[Interface dataset entries]
┄┄┄┄┄┄┄┄┄┄┄┄┄┄┄┄┄┄┄┄
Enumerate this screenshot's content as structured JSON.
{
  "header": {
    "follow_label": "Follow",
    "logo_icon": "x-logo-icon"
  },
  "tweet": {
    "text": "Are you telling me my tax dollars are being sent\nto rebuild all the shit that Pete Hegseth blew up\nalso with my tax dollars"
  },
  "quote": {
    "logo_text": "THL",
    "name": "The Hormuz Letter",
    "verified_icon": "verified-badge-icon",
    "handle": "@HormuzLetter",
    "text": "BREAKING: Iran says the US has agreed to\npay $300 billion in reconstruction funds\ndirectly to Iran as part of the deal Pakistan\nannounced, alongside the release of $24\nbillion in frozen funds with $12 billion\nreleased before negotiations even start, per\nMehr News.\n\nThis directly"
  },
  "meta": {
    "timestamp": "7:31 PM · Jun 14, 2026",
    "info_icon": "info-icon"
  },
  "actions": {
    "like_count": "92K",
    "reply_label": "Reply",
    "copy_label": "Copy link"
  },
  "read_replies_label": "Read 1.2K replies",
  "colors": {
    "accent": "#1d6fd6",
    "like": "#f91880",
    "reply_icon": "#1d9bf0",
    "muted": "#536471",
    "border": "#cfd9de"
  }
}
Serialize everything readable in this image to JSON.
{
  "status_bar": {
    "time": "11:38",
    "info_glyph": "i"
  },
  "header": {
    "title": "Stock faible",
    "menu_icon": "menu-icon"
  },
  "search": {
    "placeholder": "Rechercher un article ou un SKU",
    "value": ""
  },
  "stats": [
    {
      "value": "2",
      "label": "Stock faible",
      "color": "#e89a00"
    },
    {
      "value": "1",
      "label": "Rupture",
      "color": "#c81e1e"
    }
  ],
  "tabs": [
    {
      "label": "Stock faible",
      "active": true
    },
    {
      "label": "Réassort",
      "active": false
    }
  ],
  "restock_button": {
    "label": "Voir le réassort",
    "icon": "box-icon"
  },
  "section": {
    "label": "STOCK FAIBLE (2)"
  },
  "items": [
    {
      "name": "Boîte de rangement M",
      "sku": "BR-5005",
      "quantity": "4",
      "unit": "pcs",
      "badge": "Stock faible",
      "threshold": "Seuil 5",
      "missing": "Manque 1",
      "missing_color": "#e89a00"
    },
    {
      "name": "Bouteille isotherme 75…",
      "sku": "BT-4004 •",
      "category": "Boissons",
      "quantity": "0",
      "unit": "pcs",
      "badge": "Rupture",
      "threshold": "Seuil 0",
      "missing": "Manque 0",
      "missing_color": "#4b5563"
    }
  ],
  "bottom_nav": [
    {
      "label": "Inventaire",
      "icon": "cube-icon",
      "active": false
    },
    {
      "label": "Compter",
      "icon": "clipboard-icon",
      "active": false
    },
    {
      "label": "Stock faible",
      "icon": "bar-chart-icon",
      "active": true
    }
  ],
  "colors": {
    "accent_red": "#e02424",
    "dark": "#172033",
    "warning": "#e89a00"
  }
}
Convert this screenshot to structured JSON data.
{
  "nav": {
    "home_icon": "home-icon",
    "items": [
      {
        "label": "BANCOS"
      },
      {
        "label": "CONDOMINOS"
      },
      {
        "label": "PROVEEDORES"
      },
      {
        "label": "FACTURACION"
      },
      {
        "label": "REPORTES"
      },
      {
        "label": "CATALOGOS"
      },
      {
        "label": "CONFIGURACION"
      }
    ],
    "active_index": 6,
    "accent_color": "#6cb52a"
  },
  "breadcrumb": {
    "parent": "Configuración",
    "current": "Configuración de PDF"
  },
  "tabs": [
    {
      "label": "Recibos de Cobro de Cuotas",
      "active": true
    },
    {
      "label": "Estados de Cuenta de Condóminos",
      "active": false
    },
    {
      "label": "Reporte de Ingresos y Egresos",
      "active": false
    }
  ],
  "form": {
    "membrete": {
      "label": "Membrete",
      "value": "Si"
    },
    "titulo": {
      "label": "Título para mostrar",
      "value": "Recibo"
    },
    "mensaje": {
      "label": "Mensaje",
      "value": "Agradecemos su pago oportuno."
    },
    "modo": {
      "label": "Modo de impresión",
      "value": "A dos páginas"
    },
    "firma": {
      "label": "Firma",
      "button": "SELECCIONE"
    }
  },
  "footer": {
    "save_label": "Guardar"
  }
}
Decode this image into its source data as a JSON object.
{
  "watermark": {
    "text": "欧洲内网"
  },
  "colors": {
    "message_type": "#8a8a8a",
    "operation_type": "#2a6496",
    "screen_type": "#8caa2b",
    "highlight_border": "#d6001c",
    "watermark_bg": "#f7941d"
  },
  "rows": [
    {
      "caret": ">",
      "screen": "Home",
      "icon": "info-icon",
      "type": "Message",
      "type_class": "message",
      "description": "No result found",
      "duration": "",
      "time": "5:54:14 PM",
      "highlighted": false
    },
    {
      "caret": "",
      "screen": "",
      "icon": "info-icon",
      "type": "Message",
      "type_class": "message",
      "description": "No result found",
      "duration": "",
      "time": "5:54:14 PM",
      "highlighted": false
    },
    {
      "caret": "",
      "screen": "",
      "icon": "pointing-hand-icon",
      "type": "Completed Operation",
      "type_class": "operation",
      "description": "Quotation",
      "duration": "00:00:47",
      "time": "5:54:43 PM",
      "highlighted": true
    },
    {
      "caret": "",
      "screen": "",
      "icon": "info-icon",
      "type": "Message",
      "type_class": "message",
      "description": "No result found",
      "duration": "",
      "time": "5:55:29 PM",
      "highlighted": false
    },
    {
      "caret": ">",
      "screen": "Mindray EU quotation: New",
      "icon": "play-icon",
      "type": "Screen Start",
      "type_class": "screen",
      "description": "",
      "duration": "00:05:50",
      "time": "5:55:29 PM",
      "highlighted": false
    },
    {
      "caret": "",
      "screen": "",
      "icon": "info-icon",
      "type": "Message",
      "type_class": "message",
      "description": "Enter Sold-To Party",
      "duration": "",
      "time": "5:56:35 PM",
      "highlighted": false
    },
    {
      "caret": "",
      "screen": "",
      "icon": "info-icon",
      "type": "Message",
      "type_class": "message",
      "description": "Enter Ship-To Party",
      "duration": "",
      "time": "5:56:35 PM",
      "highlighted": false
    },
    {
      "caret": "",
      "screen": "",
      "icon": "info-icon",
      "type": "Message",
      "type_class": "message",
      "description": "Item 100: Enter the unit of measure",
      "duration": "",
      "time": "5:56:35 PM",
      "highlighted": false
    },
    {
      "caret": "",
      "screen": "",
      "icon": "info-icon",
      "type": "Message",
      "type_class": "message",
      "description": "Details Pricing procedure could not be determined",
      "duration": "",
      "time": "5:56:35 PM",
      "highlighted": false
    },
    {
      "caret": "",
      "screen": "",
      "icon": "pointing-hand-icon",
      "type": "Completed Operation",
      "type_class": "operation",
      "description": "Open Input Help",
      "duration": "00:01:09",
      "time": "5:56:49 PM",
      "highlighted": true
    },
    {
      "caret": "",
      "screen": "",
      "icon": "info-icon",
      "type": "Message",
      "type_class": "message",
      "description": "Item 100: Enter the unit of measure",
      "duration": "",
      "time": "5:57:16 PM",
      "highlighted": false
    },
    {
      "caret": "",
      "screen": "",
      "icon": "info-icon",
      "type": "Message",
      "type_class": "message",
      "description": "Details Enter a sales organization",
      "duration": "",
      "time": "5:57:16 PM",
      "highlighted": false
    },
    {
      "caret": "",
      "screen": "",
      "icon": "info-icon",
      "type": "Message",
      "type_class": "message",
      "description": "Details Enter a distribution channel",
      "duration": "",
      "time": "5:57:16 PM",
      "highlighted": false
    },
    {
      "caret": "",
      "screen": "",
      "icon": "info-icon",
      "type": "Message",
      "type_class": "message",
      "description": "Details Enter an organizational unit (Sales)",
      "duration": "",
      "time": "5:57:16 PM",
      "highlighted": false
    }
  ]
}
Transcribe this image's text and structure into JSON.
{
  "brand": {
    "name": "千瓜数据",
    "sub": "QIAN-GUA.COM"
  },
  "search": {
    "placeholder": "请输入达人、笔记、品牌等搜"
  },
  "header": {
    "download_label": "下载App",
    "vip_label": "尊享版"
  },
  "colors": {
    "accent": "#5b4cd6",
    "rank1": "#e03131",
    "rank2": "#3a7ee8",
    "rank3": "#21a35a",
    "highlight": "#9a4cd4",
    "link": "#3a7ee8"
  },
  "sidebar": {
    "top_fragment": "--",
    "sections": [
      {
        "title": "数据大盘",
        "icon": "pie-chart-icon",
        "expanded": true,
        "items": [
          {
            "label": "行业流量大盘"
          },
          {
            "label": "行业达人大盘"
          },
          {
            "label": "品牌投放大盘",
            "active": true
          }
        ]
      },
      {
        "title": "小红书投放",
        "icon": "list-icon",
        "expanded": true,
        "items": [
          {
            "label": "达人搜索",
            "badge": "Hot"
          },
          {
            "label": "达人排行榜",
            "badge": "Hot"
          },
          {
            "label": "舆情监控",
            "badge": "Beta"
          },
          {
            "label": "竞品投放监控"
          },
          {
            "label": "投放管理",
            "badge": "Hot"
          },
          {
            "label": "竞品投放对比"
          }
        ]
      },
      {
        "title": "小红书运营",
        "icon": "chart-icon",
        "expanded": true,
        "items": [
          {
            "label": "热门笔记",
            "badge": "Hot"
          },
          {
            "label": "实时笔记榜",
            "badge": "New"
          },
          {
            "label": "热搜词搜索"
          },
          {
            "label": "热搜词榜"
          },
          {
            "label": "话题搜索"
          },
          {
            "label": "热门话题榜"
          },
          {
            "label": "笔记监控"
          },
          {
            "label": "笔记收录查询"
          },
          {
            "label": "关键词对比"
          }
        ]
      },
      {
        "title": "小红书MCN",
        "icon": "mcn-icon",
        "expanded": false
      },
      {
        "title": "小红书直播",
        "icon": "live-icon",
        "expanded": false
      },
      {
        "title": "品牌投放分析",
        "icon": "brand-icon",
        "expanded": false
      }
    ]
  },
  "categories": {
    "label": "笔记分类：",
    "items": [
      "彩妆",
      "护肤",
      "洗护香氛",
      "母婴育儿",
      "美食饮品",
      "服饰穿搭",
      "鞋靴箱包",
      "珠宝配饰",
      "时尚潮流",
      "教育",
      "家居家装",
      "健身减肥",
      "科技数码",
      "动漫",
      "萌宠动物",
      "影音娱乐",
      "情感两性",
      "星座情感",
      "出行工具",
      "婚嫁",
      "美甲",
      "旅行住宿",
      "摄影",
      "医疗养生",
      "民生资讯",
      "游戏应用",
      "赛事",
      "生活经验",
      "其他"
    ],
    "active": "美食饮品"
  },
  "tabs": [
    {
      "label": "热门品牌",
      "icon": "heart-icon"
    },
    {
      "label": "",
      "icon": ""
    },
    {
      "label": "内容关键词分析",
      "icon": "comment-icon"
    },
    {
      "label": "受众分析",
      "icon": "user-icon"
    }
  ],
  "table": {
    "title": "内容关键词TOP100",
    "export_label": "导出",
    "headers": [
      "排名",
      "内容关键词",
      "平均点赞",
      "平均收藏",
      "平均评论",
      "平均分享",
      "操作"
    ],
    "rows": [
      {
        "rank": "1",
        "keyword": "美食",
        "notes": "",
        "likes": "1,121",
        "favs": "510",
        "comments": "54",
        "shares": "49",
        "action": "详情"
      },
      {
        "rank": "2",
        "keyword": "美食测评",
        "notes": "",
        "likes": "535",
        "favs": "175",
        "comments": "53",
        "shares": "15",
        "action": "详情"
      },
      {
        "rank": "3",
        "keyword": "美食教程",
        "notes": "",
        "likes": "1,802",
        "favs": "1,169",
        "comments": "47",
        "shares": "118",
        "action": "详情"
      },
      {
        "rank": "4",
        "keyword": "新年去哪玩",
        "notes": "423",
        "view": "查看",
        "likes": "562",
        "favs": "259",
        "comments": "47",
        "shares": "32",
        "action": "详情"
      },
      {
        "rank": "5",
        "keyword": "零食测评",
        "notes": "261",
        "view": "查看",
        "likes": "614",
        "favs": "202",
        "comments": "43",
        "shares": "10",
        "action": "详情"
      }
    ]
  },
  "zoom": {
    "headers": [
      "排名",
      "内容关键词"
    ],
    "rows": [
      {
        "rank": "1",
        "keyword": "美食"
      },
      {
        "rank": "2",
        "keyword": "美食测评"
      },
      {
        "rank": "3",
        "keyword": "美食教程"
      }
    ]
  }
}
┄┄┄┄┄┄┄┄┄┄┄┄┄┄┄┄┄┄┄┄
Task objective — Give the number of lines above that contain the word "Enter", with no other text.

Exercise answer — 7